◆ PROVIDED ENTRIES
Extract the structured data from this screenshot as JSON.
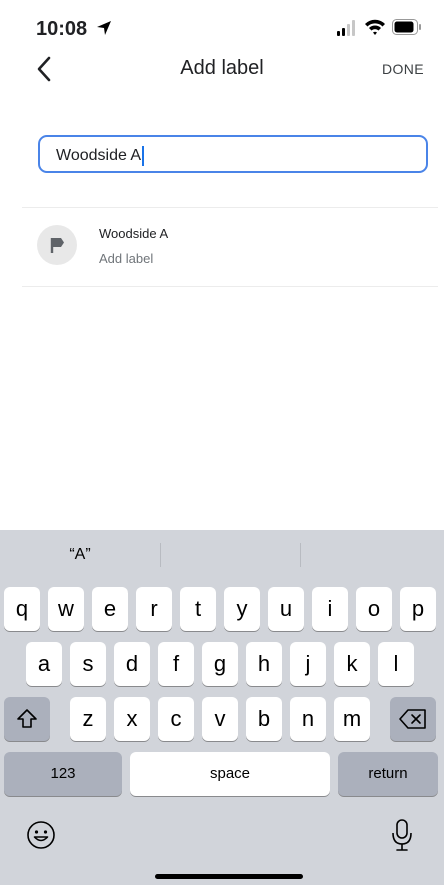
{
  "status": {
    "time": "10:08"
  },
  "header": {
    "title": "Add label",
    "done_label": "DONE"
  },
  "input": {
    "value": "Woodside A"
  },
  "suggestion": {
    "title": "Woodside A",
    "subtitle": "Add label"
  },
  "keyboard": {
    "predictions": [
      "“A”",
      "",
      ""
    ],
    "row1": [
      "q",
      "w",
      "e",
      "r",
      "t",
      "y",
      "u",
      "i",
      "o",
      "p"
    ],
    "row2": [
      "a",
      "s",
      "d",
      "f",
      "g",
      "h",
      "j",
      "k",
      "l"
    ],
    "row3": [
      "z",
      "x",
      "c",
      "v",
      "b",
      "n",
      "m"
    ],
    "numbers_label": "123",
    "space_label": "space",
    "return_label": "return"
  },
  "colors": {
    "accent": "#4a84e8",
    "keyboard_bg": "#d1d4da"
  }
}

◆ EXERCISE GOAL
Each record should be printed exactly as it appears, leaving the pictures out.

◆ ANSWER BELOW
Extract the structured data from this screenshot as JSON.
{
  "status": {
    "time": "10:08"
  },
  "header": {
    "title": "Add label",
    "done_label": "DONE"
  },
  "input": {
    "value": "Woodside A"
  },
  "suggestion": {
    "title": "Woodside A",
    "subtitle": "Add label"
  },
  "keyboard": {
    "predictions": [
      "“A”",
      "",
      ""
    ],
    "row1": [
      "q",
      "w",
      "e",
      "r",
      "t",
      "y",
      "u",
      "i",
      "o",
      "p"
    ],
    "row2": [
      "a",
      "s",
      "d",
      "f",
      "g",
      "h",
      "j",
      "k",
      "l"
    ],
    "row3": [
      "z",
      "x",
      "c",
      "v",
      "b",
      "n",
      "m"
    ],
    "numbers_label": "123",
    "space_label": "space",
    "return_label": "return"
  },
  "colors": {
    "accent": "#4a84e8",
    "keyboard_bg": "#d1d4da"
  }
}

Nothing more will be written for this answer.